The Moscow procession ended with bonfires where dummy figures representing God the Father, Christ, the Saints and the Blessed Virgin were burned. A young boy, attired as a scullion, roasted on a spit a dove declared to represent the Holy Ghost. These scenes occurred on Serpukhowska square and Georgian square.
Similar solemnities were held in the capitals of the various provinces. According to the papers, dummies of the same kind were burned at Petrograd, Rostow, Bielgorod, Berys seglebsk, Briansk, Kazan, Pskow, Omsk, Krementchuk, Ekaterinoslaw. . . . The processions were held at night, by torchlight and illuminated by fireworks. They stopped in the churches where lectures, concerts and ballets were improvised.
ORGIES STAGED ON RELIGIOUS FEAST DAYS
Since then the principal religious feasts have been marked by similar orgies. Young and old—the young particularly—even in the most aristocratic families, are being persuaded that these shameless performances are a mark of progress, of enfranchisement, a victory of “science” over “obscurantism.”
Renowned publicists are cooperating in this anti-religious war. The “Communist” of Kharkoff published, on January 7, 1923 (the Orthodox Christmas), not only some “scientific” articles against the feast, but a series of pornographic poems on the Nativity of Our Lord. These poems are now being sung by the young people throughout the whole of South Russia, to the air of a popular song “The Last Tango."

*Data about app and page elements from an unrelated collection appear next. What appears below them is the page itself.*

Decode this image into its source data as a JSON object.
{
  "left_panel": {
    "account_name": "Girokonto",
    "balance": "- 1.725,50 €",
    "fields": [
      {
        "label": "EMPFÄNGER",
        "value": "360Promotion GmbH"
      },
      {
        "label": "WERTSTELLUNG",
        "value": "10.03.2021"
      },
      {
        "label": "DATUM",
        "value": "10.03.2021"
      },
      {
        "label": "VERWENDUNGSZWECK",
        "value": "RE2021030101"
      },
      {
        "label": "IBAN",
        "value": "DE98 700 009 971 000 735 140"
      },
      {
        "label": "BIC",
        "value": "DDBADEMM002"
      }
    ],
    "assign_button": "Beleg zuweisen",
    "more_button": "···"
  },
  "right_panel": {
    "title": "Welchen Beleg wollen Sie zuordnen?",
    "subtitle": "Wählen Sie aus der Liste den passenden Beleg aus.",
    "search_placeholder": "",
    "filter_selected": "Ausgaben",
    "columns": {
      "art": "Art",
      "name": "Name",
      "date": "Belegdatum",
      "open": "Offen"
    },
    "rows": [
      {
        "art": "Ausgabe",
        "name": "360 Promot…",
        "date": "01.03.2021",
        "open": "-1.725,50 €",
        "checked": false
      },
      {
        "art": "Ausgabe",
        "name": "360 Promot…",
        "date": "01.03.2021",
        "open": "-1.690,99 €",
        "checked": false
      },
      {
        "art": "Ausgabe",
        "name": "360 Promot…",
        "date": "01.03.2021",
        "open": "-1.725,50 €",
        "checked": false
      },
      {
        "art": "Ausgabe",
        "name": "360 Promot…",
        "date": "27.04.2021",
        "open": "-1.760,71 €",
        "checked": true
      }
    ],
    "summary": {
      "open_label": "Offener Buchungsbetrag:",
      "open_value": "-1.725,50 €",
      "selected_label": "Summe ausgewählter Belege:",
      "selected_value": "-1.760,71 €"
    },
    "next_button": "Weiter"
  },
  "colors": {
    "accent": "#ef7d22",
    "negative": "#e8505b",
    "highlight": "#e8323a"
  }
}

The theater, Father d'Herbigny tells us again, is devoted above all else to communist meetings and anti-religious exhibitions. Very often the actors do not present a play prepared in advance, but a drama outlined at the last minute, upon which they improvise. Even the "Russian Ballet,” still the best of the lot, is more licentious than ever, being executed frequently by children who are brazen in their lack of shame. And the ignominious character of these performances is frequently made worse by explanations or dialogue of the most immoral nature, and these children, and those who train them, take the part of the most august personages: priests, monks, bishops, nuns, popes. But this is not the worst. In some theaters, in many disaffected churches and public halls, performances so ignoble that I scarcely dare mention them are held. The Blessed Virgin is most especially outraged by these blasphemous corrupters of youth. The Annunciation, the doubts of St. Joseph, the arrival of the Holy Ghost are made the subject of the vilest insinuations, and other scenes from the Gospel, such as the Marriage at Cana, the parable of the Virgins, the conversation at Jacob's Well, the story of Mary Magdalene, are exploited in like manner.
“I fear that I have said too much,” Father d'Herbigny adds, after giving these descriptions. But how otherwise can all the hideousness of the evil be made known. The result may be a reaction and, let us hope, more prayers for these unhappy people.
WORLD-WIDE PROPAGANDA PLANNED
The communists aim to extend this propaganda to whole world. They are making propaganda films of the spectacles. . . . Let Catholics be on guard. The challenge delivered by Soviet Russia on January , 1923, was not a challenge to God. In Heaven the Divine Redeemer, showing His sacred wounds, still says: “Father forgive them . . . they know not what they do." It is to us Catholics, negligent, indifferent, closing eyes in order not to see and not to act, it is to society's whole that the challenge is directed.